**TASK GOAL**
Count the lines in the entries below that mention the string "Roblox", then write that number by itself.

··· DATA FOR THIS EXERCISE

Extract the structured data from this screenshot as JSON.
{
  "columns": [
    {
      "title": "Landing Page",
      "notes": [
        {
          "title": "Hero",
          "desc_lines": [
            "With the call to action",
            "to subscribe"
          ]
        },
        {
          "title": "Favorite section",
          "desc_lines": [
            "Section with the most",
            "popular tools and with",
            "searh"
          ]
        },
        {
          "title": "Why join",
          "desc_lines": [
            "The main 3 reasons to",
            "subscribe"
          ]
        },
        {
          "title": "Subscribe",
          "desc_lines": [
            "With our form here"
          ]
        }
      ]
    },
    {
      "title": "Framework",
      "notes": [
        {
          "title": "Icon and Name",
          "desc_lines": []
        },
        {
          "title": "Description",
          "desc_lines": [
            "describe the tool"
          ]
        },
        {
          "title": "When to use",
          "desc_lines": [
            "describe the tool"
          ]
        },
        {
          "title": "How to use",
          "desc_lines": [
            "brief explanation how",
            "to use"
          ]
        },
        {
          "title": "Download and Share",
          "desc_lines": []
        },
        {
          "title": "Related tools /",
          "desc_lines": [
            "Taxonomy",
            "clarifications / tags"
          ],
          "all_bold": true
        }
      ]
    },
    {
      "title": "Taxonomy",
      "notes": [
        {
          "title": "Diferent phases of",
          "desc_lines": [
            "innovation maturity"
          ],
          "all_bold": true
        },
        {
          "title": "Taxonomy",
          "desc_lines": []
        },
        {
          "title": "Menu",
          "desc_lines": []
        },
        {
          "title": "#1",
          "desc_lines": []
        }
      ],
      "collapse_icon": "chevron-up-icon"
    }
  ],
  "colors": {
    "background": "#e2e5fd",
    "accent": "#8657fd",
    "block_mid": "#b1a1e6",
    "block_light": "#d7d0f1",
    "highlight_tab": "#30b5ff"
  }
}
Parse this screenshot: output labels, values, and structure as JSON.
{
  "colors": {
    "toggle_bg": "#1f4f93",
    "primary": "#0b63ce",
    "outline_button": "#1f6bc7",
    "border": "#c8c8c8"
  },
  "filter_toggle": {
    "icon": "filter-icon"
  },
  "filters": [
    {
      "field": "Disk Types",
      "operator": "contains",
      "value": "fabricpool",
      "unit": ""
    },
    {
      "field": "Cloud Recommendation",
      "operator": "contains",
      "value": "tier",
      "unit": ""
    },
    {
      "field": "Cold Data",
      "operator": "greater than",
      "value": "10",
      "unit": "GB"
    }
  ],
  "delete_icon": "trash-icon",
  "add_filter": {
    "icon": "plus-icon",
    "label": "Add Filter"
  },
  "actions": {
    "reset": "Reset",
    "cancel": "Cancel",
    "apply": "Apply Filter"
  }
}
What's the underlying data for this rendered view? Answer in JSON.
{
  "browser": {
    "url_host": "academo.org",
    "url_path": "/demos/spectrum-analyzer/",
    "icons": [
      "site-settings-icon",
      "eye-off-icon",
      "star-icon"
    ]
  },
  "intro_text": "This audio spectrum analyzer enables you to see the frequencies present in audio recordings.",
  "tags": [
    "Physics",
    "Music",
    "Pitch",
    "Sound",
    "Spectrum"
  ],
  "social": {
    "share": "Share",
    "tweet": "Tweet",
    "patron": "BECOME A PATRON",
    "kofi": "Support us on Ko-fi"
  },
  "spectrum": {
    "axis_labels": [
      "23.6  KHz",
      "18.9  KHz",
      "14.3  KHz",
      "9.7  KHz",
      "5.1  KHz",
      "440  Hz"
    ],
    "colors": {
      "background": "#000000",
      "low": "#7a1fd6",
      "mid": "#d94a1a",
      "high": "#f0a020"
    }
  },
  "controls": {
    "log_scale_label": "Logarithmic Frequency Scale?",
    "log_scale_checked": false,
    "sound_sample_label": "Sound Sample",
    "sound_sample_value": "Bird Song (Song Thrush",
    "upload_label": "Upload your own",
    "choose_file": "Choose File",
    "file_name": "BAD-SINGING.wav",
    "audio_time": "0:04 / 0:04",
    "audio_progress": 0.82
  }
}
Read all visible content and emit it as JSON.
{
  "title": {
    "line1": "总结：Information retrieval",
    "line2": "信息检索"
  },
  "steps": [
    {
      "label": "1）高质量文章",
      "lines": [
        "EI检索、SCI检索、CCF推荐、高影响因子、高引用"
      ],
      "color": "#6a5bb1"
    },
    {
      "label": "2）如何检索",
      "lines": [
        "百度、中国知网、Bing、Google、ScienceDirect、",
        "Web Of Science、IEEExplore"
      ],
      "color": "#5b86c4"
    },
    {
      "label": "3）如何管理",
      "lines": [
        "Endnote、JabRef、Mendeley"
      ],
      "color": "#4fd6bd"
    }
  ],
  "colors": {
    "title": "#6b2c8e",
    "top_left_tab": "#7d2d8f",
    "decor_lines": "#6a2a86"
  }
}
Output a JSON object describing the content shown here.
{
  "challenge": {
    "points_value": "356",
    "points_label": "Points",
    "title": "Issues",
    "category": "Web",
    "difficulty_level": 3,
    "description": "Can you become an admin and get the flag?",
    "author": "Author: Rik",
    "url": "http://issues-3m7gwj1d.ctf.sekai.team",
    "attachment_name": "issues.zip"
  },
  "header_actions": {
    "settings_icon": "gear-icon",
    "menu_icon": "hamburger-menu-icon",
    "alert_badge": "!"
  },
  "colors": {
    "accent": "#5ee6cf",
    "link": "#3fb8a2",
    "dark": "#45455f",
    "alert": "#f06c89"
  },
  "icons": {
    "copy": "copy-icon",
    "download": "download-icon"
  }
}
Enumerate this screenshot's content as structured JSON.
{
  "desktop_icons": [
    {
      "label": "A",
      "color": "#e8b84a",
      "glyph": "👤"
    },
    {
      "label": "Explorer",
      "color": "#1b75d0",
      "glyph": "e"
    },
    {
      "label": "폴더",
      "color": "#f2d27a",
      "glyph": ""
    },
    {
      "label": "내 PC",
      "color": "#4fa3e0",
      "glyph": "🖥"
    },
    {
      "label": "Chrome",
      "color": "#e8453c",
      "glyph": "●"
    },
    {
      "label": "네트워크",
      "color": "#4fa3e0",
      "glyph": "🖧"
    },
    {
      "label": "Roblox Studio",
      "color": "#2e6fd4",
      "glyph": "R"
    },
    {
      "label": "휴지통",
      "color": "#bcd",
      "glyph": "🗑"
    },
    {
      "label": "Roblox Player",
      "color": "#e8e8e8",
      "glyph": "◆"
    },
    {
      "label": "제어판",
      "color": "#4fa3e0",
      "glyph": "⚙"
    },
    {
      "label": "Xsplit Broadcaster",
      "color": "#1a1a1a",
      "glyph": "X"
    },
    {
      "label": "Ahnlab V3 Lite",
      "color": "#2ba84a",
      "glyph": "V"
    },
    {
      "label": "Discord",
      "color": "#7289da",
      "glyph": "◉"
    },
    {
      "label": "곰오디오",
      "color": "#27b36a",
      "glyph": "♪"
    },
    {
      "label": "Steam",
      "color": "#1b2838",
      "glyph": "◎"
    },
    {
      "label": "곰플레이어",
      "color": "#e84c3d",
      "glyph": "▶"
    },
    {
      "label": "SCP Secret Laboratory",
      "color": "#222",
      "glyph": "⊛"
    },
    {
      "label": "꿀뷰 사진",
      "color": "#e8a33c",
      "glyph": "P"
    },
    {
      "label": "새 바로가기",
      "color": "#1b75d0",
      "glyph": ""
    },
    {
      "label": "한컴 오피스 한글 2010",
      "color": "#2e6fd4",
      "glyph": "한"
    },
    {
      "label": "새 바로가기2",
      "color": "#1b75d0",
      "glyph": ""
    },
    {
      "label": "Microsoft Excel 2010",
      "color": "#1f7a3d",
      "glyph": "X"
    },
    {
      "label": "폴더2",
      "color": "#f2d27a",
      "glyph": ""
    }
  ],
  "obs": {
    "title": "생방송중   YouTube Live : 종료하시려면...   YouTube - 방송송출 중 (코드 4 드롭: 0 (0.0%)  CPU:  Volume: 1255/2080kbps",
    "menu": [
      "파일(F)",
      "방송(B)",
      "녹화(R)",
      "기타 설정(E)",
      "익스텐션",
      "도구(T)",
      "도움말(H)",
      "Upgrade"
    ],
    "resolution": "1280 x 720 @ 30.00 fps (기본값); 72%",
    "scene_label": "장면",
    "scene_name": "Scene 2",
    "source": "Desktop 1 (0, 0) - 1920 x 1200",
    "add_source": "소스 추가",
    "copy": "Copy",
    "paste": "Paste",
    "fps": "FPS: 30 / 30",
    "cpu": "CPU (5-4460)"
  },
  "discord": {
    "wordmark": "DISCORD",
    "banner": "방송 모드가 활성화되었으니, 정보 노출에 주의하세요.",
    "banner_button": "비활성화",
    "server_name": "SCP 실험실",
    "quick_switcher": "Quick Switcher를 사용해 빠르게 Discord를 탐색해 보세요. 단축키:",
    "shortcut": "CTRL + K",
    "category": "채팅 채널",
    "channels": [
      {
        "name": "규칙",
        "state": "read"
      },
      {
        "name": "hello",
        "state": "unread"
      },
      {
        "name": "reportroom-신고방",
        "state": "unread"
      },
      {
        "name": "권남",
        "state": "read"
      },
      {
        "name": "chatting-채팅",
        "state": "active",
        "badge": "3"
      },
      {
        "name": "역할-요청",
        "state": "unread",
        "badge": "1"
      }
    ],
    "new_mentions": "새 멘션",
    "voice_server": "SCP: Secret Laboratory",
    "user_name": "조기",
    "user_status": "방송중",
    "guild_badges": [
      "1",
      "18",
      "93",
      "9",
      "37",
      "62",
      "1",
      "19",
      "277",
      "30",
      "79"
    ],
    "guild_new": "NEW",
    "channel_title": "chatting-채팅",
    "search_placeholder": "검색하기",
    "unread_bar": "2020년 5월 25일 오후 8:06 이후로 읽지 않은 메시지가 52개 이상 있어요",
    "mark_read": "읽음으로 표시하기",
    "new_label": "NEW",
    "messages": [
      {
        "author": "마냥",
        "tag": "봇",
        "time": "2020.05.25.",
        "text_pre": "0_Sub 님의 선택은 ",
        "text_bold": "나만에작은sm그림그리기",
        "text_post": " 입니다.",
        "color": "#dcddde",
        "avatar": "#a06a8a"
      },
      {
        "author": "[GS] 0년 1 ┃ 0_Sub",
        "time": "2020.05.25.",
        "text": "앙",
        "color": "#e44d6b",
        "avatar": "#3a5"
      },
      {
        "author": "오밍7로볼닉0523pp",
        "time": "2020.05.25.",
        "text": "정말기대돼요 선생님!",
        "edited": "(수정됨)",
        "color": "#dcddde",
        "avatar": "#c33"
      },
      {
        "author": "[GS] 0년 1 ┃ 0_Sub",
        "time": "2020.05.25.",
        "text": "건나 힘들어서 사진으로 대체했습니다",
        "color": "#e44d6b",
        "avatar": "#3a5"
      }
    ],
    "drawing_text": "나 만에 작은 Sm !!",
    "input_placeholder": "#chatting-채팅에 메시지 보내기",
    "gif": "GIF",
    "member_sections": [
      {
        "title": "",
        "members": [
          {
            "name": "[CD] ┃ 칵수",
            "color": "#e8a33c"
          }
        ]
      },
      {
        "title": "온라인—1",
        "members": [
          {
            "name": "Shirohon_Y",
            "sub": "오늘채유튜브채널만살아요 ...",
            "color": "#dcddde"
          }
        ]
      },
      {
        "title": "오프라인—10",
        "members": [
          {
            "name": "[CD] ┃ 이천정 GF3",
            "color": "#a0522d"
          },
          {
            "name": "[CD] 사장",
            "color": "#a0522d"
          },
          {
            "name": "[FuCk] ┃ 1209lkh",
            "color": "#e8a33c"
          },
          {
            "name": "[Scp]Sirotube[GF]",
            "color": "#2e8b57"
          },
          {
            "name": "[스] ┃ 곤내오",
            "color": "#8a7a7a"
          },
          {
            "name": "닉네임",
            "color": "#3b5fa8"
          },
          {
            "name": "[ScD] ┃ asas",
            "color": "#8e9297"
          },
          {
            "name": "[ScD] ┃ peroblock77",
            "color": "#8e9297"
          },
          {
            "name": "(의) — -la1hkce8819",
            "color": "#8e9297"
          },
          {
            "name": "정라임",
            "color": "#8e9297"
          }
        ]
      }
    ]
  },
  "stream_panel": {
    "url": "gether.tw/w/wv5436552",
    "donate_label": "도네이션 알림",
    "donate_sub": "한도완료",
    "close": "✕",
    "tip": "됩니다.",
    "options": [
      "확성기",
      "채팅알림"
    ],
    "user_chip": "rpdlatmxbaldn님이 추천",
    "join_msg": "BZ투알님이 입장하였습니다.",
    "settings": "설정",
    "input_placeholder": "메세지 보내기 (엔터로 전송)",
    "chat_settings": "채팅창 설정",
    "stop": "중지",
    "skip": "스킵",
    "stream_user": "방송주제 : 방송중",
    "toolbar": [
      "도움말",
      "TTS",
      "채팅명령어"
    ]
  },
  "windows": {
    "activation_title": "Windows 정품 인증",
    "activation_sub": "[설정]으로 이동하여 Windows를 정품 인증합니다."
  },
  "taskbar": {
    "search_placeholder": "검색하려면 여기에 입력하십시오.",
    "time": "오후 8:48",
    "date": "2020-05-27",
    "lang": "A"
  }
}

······

**ANSWER AREA**
2